Data shown Start Marker

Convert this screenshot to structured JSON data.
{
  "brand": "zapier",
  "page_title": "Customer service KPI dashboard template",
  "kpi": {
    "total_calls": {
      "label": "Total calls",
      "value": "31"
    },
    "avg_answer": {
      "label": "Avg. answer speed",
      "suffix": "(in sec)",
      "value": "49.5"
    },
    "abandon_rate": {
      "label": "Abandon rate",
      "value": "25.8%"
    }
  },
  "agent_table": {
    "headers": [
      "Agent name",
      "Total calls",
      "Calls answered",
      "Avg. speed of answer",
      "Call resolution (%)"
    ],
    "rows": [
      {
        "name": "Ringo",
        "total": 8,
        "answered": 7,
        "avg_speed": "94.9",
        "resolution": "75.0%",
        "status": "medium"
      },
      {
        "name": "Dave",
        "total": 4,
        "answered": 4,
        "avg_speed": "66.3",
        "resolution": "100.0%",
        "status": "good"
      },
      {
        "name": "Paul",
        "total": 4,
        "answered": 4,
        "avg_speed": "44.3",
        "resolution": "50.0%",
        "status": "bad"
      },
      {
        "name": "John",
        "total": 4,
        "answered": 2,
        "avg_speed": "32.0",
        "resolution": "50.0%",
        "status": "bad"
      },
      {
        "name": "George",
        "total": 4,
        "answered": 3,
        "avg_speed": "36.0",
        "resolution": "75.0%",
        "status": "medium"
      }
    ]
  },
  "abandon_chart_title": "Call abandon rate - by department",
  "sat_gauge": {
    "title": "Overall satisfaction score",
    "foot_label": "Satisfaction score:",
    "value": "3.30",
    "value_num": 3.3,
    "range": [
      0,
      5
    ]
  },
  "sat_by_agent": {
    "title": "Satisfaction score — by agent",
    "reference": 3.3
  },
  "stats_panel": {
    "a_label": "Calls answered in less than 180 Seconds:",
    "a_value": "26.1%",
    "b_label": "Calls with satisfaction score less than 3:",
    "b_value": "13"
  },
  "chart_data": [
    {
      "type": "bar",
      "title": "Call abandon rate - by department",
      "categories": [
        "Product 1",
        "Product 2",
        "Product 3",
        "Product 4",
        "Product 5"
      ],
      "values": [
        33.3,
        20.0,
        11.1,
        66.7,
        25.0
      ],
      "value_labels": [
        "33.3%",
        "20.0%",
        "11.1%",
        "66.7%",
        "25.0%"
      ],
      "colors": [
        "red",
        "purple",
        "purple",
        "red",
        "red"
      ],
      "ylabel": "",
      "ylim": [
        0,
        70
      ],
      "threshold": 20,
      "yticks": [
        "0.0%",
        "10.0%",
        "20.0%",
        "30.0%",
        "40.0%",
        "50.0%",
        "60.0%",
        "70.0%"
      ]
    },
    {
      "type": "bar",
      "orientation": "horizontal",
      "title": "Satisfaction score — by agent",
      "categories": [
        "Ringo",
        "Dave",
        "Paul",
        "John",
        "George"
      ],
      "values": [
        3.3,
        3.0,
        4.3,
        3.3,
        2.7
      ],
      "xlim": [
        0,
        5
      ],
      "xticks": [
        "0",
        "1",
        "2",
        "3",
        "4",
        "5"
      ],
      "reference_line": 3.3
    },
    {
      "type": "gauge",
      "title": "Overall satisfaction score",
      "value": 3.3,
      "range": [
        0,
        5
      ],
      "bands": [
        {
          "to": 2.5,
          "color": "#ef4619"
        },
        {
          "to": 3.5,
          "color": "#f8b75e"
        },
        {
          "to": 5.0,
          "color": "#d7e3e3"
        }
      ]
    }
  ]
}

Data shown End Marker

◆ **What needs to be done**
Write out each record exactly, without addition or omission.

◆ **Exercise output**
Convert this screenshot to structured JSON data.
{
  "brand": "zapier",
  "page_title": "Customer service KPI dashboard template",
  "kpi": {
    "total_calls": {
      "label": "Total calls",
      "value": "31"
    },
    "avg_answer": {
      "label": "Avg. answer speed",
      "suffix": "(in sec)",
      "value": "49.5"
    },
    "abandon_rate": {
      "label": "Abandon rate",
      "value": "25.8%"
    }
  },
  "agent_table": {
    "headers": [
      "Agent name",
      "Total calls",
      "Calls answered",
      "Avg. speed of answer",
      "Call resolution (%)"
    ],
    "rows": [
      {
        "name": "Ringo",
        "total": 8,
        "answered": 7,
        "avg_speed": "94.9",
        "resolution": "75.0%",
        "status": "medium"
      },
      {
        "name": "Dave",
        "total": 4,
        "answered": 4,
        "avg_speed": "66.3",
        "resolution": "100.0%",
        "status": "good"
      },
      {
        "name": "Paul",
        "total": 4,
        "answered": 4,
        "avg_speed": "44.3",
        "resolution": "50.0%",
        "status": "bad"
      },
      {
        "name": "John",
        "total": 4,
        "answered": 2,
        "avg_speed": "32.0",
        "resolution": "50.0%",
        "status": "bad"
      },
      {
        "name": "George",
        "total": 4,
        "answered": 3,
        "avg_speed": "36.0",
        "resolution": "75.0%",
        "status": "medium"
      }
    ]
  },
  "abandon_chart_title": "Call abandon rate - by department",
  "sat_gauge": {
    "title": "Overall satisfaction score",
    "foot_label": "Satisfaction score:",
    "value": "3.30",
    "value_num": 3.3,
    "range": [
      0,
      5
    ]
  },
  "sat_by_agent": {
    "title": "Satisfaction score — by agent",
    "reference": 3.3
  },
  "stats_panel": {
    "a_label": "Calls answered in less than 180 Seconds:",
    "a_value": "26.1%",
    "b_label": "Calls with satisfaction score less than 3:",
    "b_value": "13"
  },
  "chart_data": [
    {
      "type": "bar",
      "title": "Call abandon rate - by department",
      "categories": [
        "Product 1",
        "Product 2",
        "Product 3",
        "Product 4",
        "Product 5"
      ],
      "values": [
        33.3,
        20.0,
        11.1,
        66.7,
        25.0
      ],
      "value_labels": [
        "33.3%",
        "20.0%",
        "11.1%",
        "66.7%",
        "25.0%"
      ],
      "colors": [
        "red",
        "purple",
        "purple",
        "red",
        "red"
      ],
      "ylabel": "",
      "ylim": [
        0,
        70
      ],
      "threshold": 20,
      "yticks": [
        "0.0%",
        "10.0%",
        "20.0%",
        "30.0%",
        "40.0%",
        "50.0%",
        "60.0%",
        "70.0%"
      ]
    },
    {
      "type": "bar",
      "orientation": "horizontal",
      "title": "Satisfaction score — by agent",
      "categories": [
        "Ringo",
        "Dave",
        "Paul",
        "John",
        "George"
      ],
      "values": [
        3.3,
        3.0,
        4.3,
        3.3,
        2.7
      ],
      "xlim": [
        0,
        5
      ],
      "xticks": [
        "0",
        "1",
        "2",
        "3",
        "4",
        "5"
      ],
      "reference_line": 3.3
    },
    {
      "type": "gauge",
      "title": "Overall satisfaction score",
      "value": 3.3,
      "range": [
        0,
        5
      ],
      "bands": [
        {
          "to": 2.5,
          "color": "#ef4619"
        },
        {
          "to": 3.5,
          "color": "#f8b75e"
        },
        {
          "to": 5.0,
          "color": "#d7e3e3"
        }
      ]
    }
  ]
}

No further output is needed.